Raising a veggie baby, I get asked the same question constantly:
“What about cow’s milk after he weans? You can’t deprive him of that?”
I won’t go into too much detail here- that’s for another post- but the short answer is this: I will never regret having a dairy-free baby. Just like I won’t regret depriving him of the milk from any mammal other than me. And when he does wean, there are so many exciting options.
I’ve been very into making homemade milks from nuts and seeds lately. My favorite so far is almond milk, but I’m playing with hemp, coconut, sesame seeds, and cashews. I’d ultimately like to create something- a hybrid of all of the above, perhaps- that’s super rich and nutritious and can be a great all-purpose drink to fill in the gaps in Charlie’s diet.
Here’s a quick and easy recipe for homemade almond milk. I only make a little bit at a time, as due to its rawness it only keeps in the fridge for a few days- that’s what the lack of preservatives and pasteurization will do! We finish every drop in our house anyway. It’s that good!
Soak, overnight, 1/2-cup raw almonds in a bowl. Just cover with enough water- about 2-3 inches over the nuts.
After soaking, drain and rinse.

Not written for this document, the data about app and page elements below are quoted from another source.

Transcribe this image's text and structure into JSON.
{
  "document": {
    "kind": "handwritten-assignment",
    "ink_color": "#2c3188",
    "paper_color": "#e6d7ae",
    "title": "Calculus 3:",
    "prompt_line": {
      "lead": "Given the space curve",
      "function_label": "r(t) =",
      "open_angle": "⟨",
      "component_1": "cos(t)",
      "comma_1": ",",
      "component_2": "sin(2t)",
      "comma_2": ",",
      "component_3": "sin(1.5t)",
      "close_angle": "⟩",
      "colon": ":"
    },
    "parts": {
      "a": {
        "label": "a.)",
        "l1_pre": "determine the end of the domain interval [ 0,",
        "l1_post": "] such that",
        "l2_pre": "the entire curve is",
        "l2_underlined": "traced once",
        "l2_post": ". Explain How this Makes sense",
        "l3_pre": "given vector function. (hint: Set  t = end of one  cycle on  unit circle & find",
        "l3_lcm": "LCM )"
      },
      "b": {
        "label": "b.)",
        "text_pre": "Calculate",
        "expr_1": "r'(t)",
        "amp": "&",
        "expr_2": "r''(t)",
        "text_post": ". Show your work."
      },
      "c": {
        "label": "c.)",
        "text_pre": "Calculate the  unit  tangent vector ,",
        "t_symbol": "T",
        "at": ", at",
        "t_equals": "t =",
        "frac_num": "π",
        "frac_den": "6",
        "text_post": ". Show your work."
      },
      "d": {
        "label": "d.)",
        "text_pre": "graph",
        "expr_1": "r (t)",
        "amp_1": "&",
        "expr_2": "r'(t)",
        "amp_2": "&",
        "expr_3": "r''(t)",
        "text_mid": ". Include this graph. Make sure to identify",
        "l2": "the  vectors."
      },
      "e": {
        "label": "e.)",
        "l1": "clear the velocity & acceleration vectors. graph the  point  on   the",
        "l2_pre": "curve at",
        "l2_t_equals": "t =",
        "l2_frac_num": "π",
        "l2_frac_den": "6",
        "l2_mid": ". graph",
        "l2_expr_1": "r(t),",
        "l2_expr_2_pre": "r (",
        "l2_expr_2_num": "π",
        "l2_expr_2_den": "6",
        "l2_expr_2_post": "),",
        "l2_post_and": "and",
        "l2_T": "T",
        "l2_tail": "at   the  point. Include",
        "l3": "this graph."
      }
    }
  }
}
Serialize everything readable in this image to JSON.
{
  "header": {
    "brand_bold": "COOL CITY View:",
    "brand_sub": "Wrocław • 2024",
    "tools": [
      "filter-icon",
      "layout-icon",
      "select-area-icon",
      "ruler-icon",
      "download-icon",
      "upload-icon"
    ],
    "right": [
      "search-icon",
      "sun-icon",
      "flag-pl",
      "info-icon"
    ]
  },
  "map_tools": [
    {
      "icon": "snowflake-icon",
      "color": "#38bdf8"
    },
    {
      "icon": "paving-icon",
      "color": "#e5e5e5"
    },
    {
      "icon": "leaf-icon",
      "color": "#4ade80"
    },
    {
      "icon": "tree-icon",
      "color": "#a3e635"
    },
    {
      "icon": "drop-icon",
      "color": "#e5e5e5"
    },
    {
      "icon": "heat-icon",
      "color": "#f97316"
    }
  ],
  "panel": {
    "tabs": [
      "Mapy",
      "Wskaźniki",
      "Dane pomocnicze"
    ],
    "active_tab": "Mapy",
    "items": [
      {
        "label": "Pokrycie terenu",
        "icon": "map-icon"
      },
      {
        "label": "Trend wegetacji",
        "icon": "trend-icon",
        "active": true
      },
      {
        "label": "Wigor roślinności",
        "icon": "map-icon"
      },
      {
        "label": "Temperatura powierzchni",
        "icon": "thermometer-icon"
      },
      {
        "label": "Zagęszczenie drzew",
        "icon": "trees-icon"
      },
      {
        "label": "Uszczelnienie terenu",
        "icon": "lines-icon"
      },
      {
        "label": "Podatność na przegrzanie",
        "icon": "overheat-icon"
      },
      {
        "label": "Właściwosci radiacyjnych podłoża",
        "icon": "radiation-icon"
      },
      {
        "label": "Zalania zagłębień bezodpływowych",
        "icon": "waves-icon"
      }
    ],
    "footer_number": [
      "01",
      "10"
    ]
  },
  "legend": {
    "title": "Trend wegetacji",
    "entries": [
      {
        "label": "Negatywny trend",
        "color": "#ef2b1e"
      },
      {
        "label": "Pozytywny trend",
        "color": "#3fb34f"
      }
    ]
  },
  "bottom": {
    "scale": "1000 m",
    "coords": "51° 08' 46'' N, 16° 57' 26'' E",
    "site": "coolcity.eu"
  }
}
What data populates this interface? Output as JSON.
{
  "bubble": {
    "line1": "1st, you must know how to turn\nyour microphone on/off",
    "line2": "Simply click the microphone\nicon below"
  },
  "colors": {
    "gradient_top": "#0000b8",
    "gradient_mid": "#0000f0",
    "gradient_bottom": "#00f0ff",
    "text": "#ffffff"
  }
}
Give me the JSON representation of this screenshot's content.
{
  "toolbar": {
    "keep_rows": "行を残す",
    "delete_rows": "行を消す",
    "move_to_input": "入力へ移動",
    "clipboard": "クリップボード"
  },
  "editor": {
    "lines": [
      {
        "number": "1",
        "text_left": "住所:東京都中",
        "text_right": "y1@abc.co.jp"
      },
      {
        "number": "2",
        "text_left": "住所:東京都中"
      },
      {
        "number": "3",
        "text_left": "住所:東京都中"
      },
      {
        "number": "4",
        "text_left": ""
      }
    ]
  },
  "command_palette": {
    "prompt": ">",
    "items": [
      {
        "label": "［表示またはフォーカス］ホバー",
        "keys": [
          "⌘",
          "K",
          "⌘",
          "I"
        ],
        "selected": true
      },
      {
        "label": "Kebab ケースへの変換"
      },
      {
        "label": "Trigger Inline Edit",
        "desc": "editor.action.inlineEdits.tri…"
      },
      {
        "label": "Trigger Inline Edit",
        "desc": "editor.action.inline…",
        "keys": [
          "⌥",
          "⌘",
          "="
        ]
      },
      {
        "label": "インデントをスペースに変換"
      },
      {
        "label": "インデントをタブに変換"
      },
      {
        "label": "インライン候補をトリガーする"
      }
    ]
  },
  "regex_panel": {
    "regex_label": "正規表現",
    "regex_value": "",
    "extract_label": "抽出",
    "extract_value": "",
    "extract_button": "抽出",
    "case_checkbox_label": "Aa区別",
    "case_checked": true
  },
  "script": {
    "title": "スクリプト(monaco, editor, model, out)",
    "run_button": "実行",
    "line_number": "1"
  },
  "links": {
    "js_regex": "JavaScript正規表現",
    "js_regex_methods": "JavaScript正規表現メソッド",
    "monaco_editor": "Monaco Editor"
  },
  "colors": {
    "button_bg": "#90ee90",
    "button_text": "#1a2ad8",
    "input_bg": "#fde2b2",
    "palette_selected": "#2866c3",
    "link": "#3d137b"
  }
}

A note about the blender— I use the the most valuable tool in a vegan’s kitchen— a Vitamix blender. If you don’t have one, I think a regular blender will work just fine, but you may have to blend a little longer and strain out any pulp— no biggie.
Place in blender in this order:
1 1/2 cups of iced cold filtered water.
1/2 tablespoon real vanilla extract- I use Tahitian Vanilla from Savory Spice Shop in Boulder, CO
1/8 teaspoon Himalayan salt
3 Medjool dates, pitted
Add the soaked almonds
Blend on high for 2 minutes and there you have it: homemade almond milk. It’s raw, organic, vegan, cheap to make, and delicious!
I love and respect food. I also love and respect animals. Personally and ethically, I have made the decision to become vegan.
Though I’ve only officially made the transition to full veganism about 3 years ago, I’ve always struggled with how it’s ok to eat some animals and then let others live in our homes and be part of our family. It never made sense to me.
Let me make one thing clear: I respect my Omnivorous friends and family. I love dining with each of them. I love cooking with them. We have a shared appreciation for what’s on our plates, whether mine is braised kale and heirloom tomatoes fresh from the farmers market or yours is grass-fed, locally-raised beef from a farm 20-miles away.
There is a consciousness that comes along with being a true foodie. I’m against factory farming. I’m against processed food. I’m against ingredients we can’t pronounce. I’m against fad diets and any movement that treats food as if it’s “sinful” or used as a “reward” for being ‘good.’ All in all, I’m against anything that serves to disrespect food.
I’m not a junk-food vegan. I don’t eat deep-fried Oreos (yes, they’re vegan) or processed-soy lunchmeats on refined breads drowning in vegan cheese and mayo. I don’t fuel myself on the “fakery” that is out there. I’m all about fresh, organic, raw when possible, unrefined REAL food. I’d rather see my Omni-friends eating that beef I described above than a genetically modified soy monstrosity that is vegan, yet is trying to emulate beef.
True foodies can be Vegans or they can be Omnivores. If we respect where our food comes from, understand HOW it gets to our plate, ask questions, demand that we are given safe, clean, organic, affordable fresh food, then we are all in this journey together, aren’t we?
This blog is the story my meals create with my family. They happen to be vegan, yes, but really they are about a love and appreciation of food.